“Christianity isn’t a religion, it’s a relationship.” This phrase has become a cliché among Christians. The fact that Christianity is based on a relationship is true: the God of the universe wants to intimately know you and be known by you. That’s a relationship in the deepest sense of the word.
But there’s a problem when the “religious” aspects of faith are ignored. There’s a tendency to think that any institutional element of Christianity — namely, going to church — is optional.
The fact is, Christ loves the church and died for it. The Apostle Paul describes the church as Jesus’ bride. So to decide that you don’t need the church is to deny His sacrifice, to be unfaithful to your call from Jesus. It’s a bonus that more often than not, the church consists of decent, loving people who are committed to following Jesus. It’s a beautiful thing when a group of imperfect people worship God in unity, and learn together how to forgive and love like Jesus.

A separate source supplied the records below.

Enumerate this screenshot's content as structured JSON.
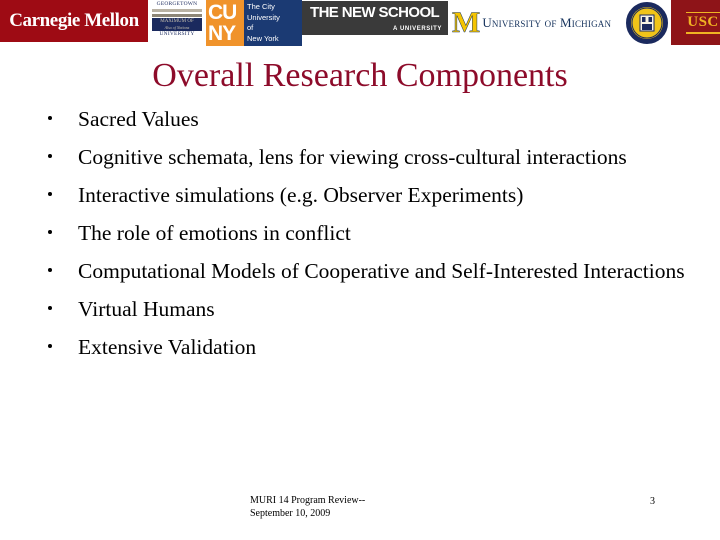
{
  "slide": {
    "title": "Overall Research Components",
    "title_color": "#8d0b2a",
    "background": "#ffffff"
  },
  "logos": {
    "carnegie_mellon": {
      "name": "carnegie-mellon-logo",
      "text": "Carnegie Mellon",
      "bg_color": "#9e0b14",
      "text_color": "#ffffff"
    },
    "georgetown": {
      "name": "georgetown-logo",
      "top_word": "GEORGETOWN",
      "block_line1": "MAXIMUM OF",
      "block_line2": "Also of Nations",
      "bottom_word": "UNIVERSITY",
      "color": "#1b2a5e"
    },
    "cuny": {
      "name": "cuny-logo",
      "mark_line1": "CU",
      "mark_line2": "NY",
      "mark_bg": "#f0932b",
      "words_bg": "#1b3a73",
      "words": "The City University of New York",
      "word_lines": [
        "The City",
        "University",
        "of",
        "New York"
      ]
    },
    "new_school": {
      "name": "new-school-logo",
      "main": "THE NEW SCHOOL",
      "sub": "A UNIVERSITY",
      "bg_color": "#3a3a3a"
    },
    "michigan": {
      "name": "university-of-michigan-logo",
      "mark": "M",
      "text": "University of Michigan",
      "mark_color": "#f5c400",
      "text_color": "#15325c"
    },
    "notre_dame": {
      "name": "notre-dame-seal-logo",
      "ring_color": "#1b2a5e",
      "inner_color": "#f0c419"
    },
    "usc": {
      "name": "usc-logo",
      "text": "USC",
      "bg_color": "#8e1418",
      "text_color": "#f0b323"
    }
  },
  "bullets": [
    {
      "text": "Sacred Values"
    },
    {
      "text": "Cognitive schemata, lens for viewing cross-cultural interactions"
    },
    {
      "text": "Interactive simulations (e.g. Observer Experiments)"
    },
    {
      "text": "The role of emotions in conflict"
    },
    {
      "text": "Computational Models of Cooperative and Self-Interested Interactions"
    },
    {
      "text": "Virtual Humans"
    },
    {
      "text": "Extensive Validation"
    }
  ],
  "footer": {
    "line1": "MURI 14 Program Review--",
    "line2": "September 10, 2009",
    "page_number": "3"
  }
}
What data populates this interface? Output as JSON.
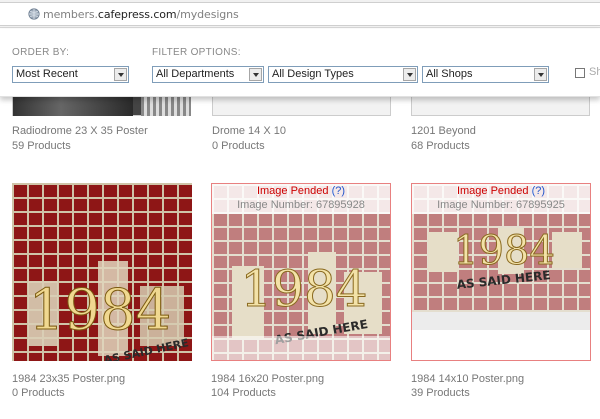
{
  "browser": {
    "url_prefix": "members.",
    "url_domain": "cafepress.com",
    "url_path": "/mydesigns"
  },
  "filters": {
    "order_by_label": "ORDER BY:",
    "filter_options_label": "FILTER OPTIONS:",
    "order_by_value": "Most Recent",
    "departments_value": "All Departments",
    "design_types_value": "All Design Types",
    "shops_value": "All Shops",
    "checkbox_label": "Sh"
  },
  "designs_top": [
    {
      "title": "Radiodrome 23 X 35 Poster",
      "count": "59 Products"
    },
    {
      "title": "Drome 14 X 10",
      "count": "0 Products"
    },
    {
      "title": "1201 Beyond",
      "count": "68 Products"
    }
  ],
  "designs_bottom": [
    {
      "title": "1984 23x35 Poster.png",
      "count": "0 Products",
      "pended": false
    },
    {
      "title": "1984 16x20 Poster.png",
      "count": "104 Products",
      "pended": true
    },
    {
      "title": "1984 14x10 Poster.png",
      "count": "39 Products",
      "pended": true
    }
  ],
  "pended": {
    "label": "Image Pended",
    "help": "(?)",
    "number_label_1": "Image Number: 67895928",
    "number_label_2": "Image Number: 67895925"
  },
  "artwork": {
    "year_text": "1984",
    "tag_text": "AS SAID HERE"
  },
  "colors": {
    "brick_red": "#8e1616",
    "mortar": "#cfc4a8",
    "pended_red": "#cc0000",
    "help_blue": "#2255cc"
  }
}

So how do you even go about choosing a church that’s right for you? The options are endless, as are the questions that come along with them. Which denomination should you belong to? What’s the difference between Catholics and Pentecostals? Anglicans and Baptists? What if you don’t like the preaching or the style of worship? Is it wrong to “shop around” for a church?
Finding a church that’s right for you can be an overwhelming process, and there’s nothing wrong with visiting a few congregations before you settle on one. Here are a few questions to ask yourself as you search.
Five Tips for Choosing a Church
1. Does this church believe in the essentials?
The Bible is fully inspired by the Holy Spirit (2 Timothy 3:16).
Salvation is a gift, not earned (Ephesians 2:8).
There is a real heaven and hell (Revelation 21:4-12).
If the church you’re checking out doesn’t believe any of these things or adhere fully to the Bible, then keep looking. Scripture has some pretty harsh language when it talks about false teachers (2 Corinthians 11:1-14, 2 Peter 2).
2. Is this church informed by the Bible?
God has revealed His character most fully through the person of Jesus, and we learn about Jesus through reading the Bible. So the church service should be steeped in Scripture: from readings, to worship, to prayer, to the message. It should be the basis for all the church preaches, teaches, and lives. By applying the truths found in the Bible, church will re-focus your heart, allowing you to become more like Jesus.
3. Does it align with my convictions?
The reason why there are so many different types of churches is because each emphasizes different aspects of the Christian faith. For example, Pentecostals highlight the gifts of the Holy Spirit, while Baptists place more importance on the sacred act of baptism. Catholics stress the significance of tradition, while Reformed Christians emphasize God’s sovereignty and His will. It doesn’t mean one expression of faith is “more godly” than others; this is the beauty of the Church's diversity. By emphasizing different aspects of God and His call, each denomination compliments each other. So when you’re reading the Bible and prayerfully discerning what your beliefs are on certain aspects of faith, it’s best to find a church that most fully aligns with your beliefs.
4. Does it help me to enter into worship?
Sometimes, the style of music at a church, or the language used in the message, or even the way prayers are said can distract from what you’re there for: to give glory to God with other Christians. If you find yourself routinely annoyed, this church might not be the best fit for you. Chances are, if you keep attending, these little things will get even more distracting as time goes on.
5. Can my family get involved?
Being part of a church — not just going to one, but actually contributing to one — is a way you can serve God. Each person has gifts, skills, or qualities that can be used in the church. Find out what your gifts are, and whether there is a way you can use them at this church. And if you have children, consider whether there are other kids their age, and whether there are opportunities for them to learn about God.
Every church has its flaws. So don’t be surprised if you can’t find “the perfect church”... it doesn’t exist. If your search has gone on longer than a few weeks, it might be best to just choose a church and stick with it. A church can be a good fit simply because you’re invested in it. A community doesn’t exist simply for you; it’s what you put into it that makes the difference. Theologian Eugene Peterson has this advice for people looking for a church:
“Go to the nearest smallest church and commit yourself to being there for six months. If it doesn’t work out, find somewhere else. But don’t look for programs, don’t look for entertainment, and don’t look for a great preacher. A Christian congregation is not a glamorous place, not a romantic place.”
But it is a place where we can forget our busy schedules for a few minutes, marvel at all God has done, and learn something new about Him. It’s a place that confirms we were not created to face the trials in this life alone. And it’s a place where we can be used by God to bless others and to be blessed in return.
If you need some more insight into how to choose a church or would like to talk about your past church experience, one of our confidential mentors would love to support you in this process (just fill out the form in the Connect tab).